Welcome to the Transformative Podcast, which takes the year 1989 as a starting point to think about social, economic,
and cultural transformations in the wake of deep historical caesuras on a European and global scale.
This podcast is published under the Creative Commons Attribution-NonCommercial-NoDerivatives 4.0 International Public License
and is available on iTunes, Google Podcasts, Spotify, Amazon Music/Audible, ListenNotes, PodBean.
East Europeans are white - or are they? In this episode, Jannis Panagiotidis (RECET) interviews Ivan Kalmar (University of Toronto) on his new book, in which he contends that the precarity of East European whiteness is one of the drivers of the region's illiberal turn, turning East Europeans into both victims and perpetrators of racism.
Ivan Kalmar is a professor of anthropology at the University of Toronto. He is the author of White But Not Quite: Central Europe' Illiberal Revolt, published by Bristol University Press in 2022.
The Russian military invasion of Ukraine that commenced on the February 24, 2022, led to the largest forced migration flows in Europe since WWII. In this episode, Irena Remestwenski (RECET) talks with Dr. Judith Kohlenberger about a rapid-response survey of Ukrainian refugees arriving in Austria. Dr. Kohlenberger sheds light on Ukrainian refugees' sociodemographic background, choice of host country, as well as their return and stay intentions and discusses implications for integration policies.
Judith Kohlenberger a post-doctoral researcher at the Vienna University of Economics and Business (WU) working on forced migration and integration. She was a contributor to the Persons in Austria Survey (DiPAS), one of the first European studies on the human capital of refugees in the fall of 2015, which was awarded the Kurt-Rothschild-Prize. She teaches in the WU masters’ program and at the University of Applied Sciences and is the author of two books, We (2021) and Refugee Paradox (2022).
Development as an approach to policy, as a theoretical paradigm, and as a force that can transform everyday life has been a powerful tool in changing societies on both sides of the Iron Curtain and in the so-called Global South. In this episode of the Transformative Podcast, Artemy Kalinovsky (Temple University) discusses these and related topics with Thuc Linh Nguyen Vu (RECET). In their conversation they touch upon development assistance to Central Asia and its role in contemporary geopolitics as well as the various meanings and scales of development.

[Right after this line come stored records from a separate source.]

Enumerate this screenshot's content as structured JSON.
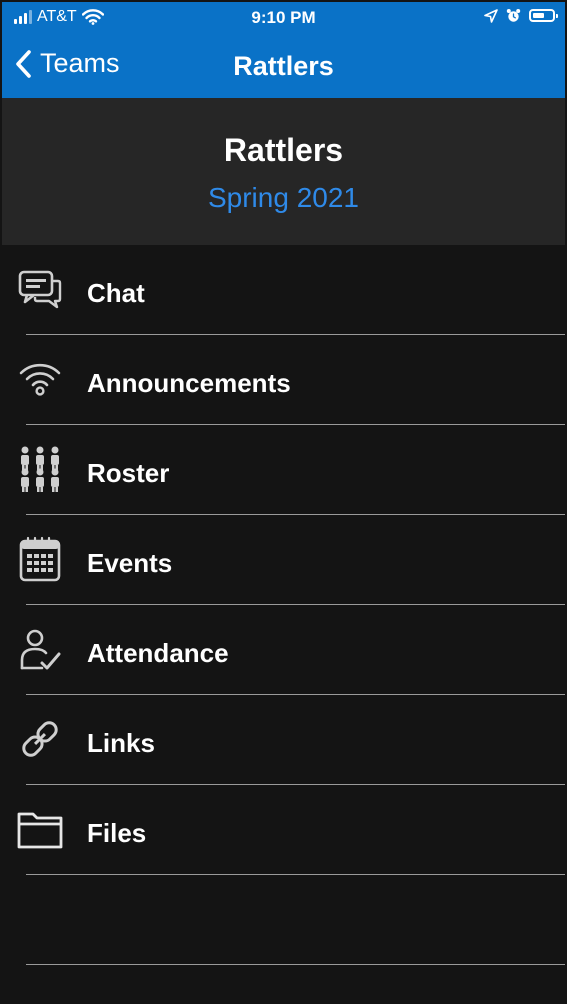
{
  "status_bar": {
    "carrier": "AT&T",
    "time": "9:10 PM"
  },
  "nav": {
    "back_label": "Teams",
    "title": "Rattlers"
  },
  "team": {
    "name": "Rattlers",
    "season": "Spring 2021"
  },
  "menu": {
    "items": [
      {
        "label": "Chat",
        "icon": "chat-icon"
      },
      {
        "label": "Announcements",
        "icon": "broadcast-icon"
      },
      {
        "label": "Roster",
        "icon": "roster-icon"
      },
      {
        "label": "Events",
        "icon": "calendar-icon"
      },
      {
        "label": "Attendance",
        "icon": "attendance-icon"
      },
      {
        "label": "Links",
        "icon": "link-icon"
      },
      {
        "label": "Files",
        "icon": "folder-icon"
      }
    ]
  },
  "colors": {
    "nav_blue": "#0a72c7",
    "season_blue": "#2f8ae8",
    "header_bg": "#262626",
    "list_bg": "#141414"
  }
}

Artemy Kalinovsky is Professor at Temple University and a historian of Soviet Union, Cold War, Central Asia, foreign policy, and development. He is the author of two monographs: A Long Goodbye: The Soviet Withdrawal from Afghanistan (Harvard University Press, 2011) and in 2018 he published Laboratory of Socialist Development: Cold War Politics and Decolonization in Soviet Tajikistan which won the Davis and Hewett prizes from the Association of Slavic, East European, and Eurasian Studies. Currently, he is working on a project that studies the legacies of socialist development in contemporary Central Asia to examine entanglements between socialist and capitalist development approaches in the late 20th century.
According to Transparency International's 2021 Corruption Perceptions Index, Ukraine ranked 122nd out of 180 countries in 2021, the second most corrupt in Europe. In this episode of the Transformative Podcast, Ukraine's prominent rule of law activist Iryna Shyba talks to Irena Remestwenski, Managing Director at RECET, about the transformations that Ukraine has gone through since 1991, impressive gains made by various anti-corruption bodies, and the state of Ukraine’s court system in times of war.
Iryna Shyba is the former head of Foundation DEJURE, a Ukrainian civil society organization promoting rule of law and reforms in the sphere of justice, and currently Deputy Head of the EU Anti-Corruption Initiative (EUACI). For her fight against corruption in courts and for the development of child-friendly justice, she has been included in the “30 to 30” ranking by Forbes Ukraine and awarded the Georgiy Gongadze Award.
How did anti-globalism give birth to the multinational corporation? And how did complaints about “the global economy” shape mass politics at the very moment of its emergence? In this episode of the Transformative Podcast, Tara Zahra (University of Chicago) speaks to Rosamund Johnston (RECET) about the ways in which governments and citizens sought, in the interwar period, to reject global interconnectedness. Zahra charts how anti-globalist ideas were then encoded in the international system following World War II and continue to shape some institutions to this day.
Tara Zahra is Homer J. Livingston Professor of History at the University of Chicago. She is the author of The Great Departure: Mass Migration and the Making of the Free World, The Lost Children: Reconstructing Europe's Families after World War II and Kidnapped Souls: National Indifference and the Battle for Children in the Bohemian Lands. She is a Guggenheim Fellow, a MacArthur Fellow, and a member of the American Academy of Arts and Sciences.